A team from The University of Adelaide and University of South Australia (UniSA) is initiating a new research project inspired by dragonfly wing structure to develop new medical implants for minimising the risk of post-surgery infection in orthopaedic cases.
The dragonfly wings contain tiny spikes that destroy bacteria, and the researchers intend to utilise a nano-modification technology based on this structure and coat the new implants with an antimicrobial surface.
Under the $20m, four-year medical and manufacturing project, the team is currently performing various experiments to determine if leveraging the nano-patterns of the dragonfly wing for orthopaedic implants can destroy infection-causing bacteria.
Researcher and orthopaedic surgeon professor Richard de Steiger said: “There has been minimal improvement in orthopaedic infection rates for the past 15 years.
“Infection after surgery is a devastating problem, costing not only hundreds of millions of dollars in additional surgery worldwide but leading to more trauma for patients. They may need extra recovery time after further operations, which are not always successful and pose an even greater risk of infection.”
The researchers plan to develop titanium implants. Their safety and bacteria-killing properties will be validated at the University of Adelaide’s Centre for Orthopaedic and Trauma Research (COTR) and UniSA’s Musculoskeletal Biotest Facility.
After completion of the development, the technology will be commercialised by Global Orthopaedic Technology, which is providing $3m investment for the research project.
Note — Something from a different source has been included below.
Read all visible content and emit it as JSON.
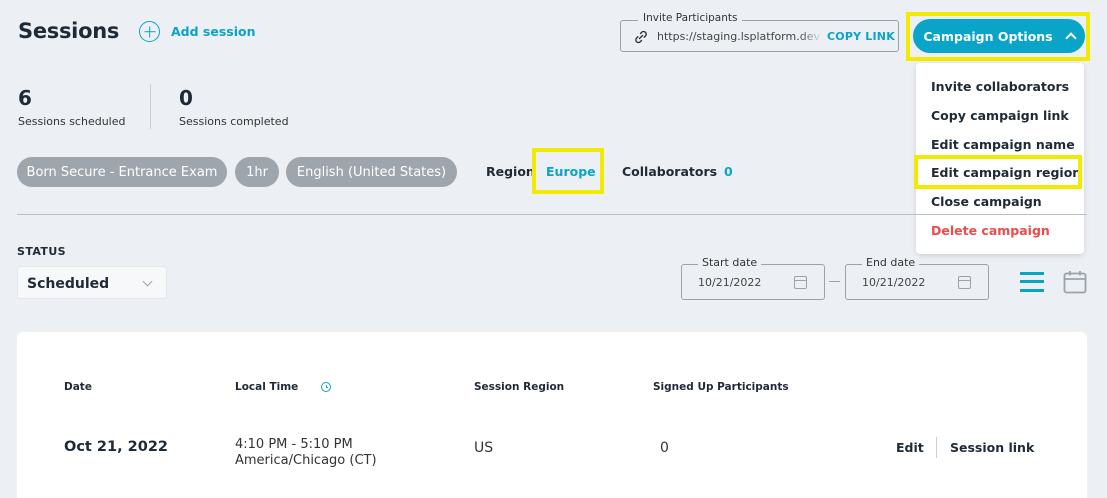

It is expected that the antibacterial nature of the nano surface will facilitate its application in other industries such as hospital supplies and equipment, food, marine, building products, and aeronautical.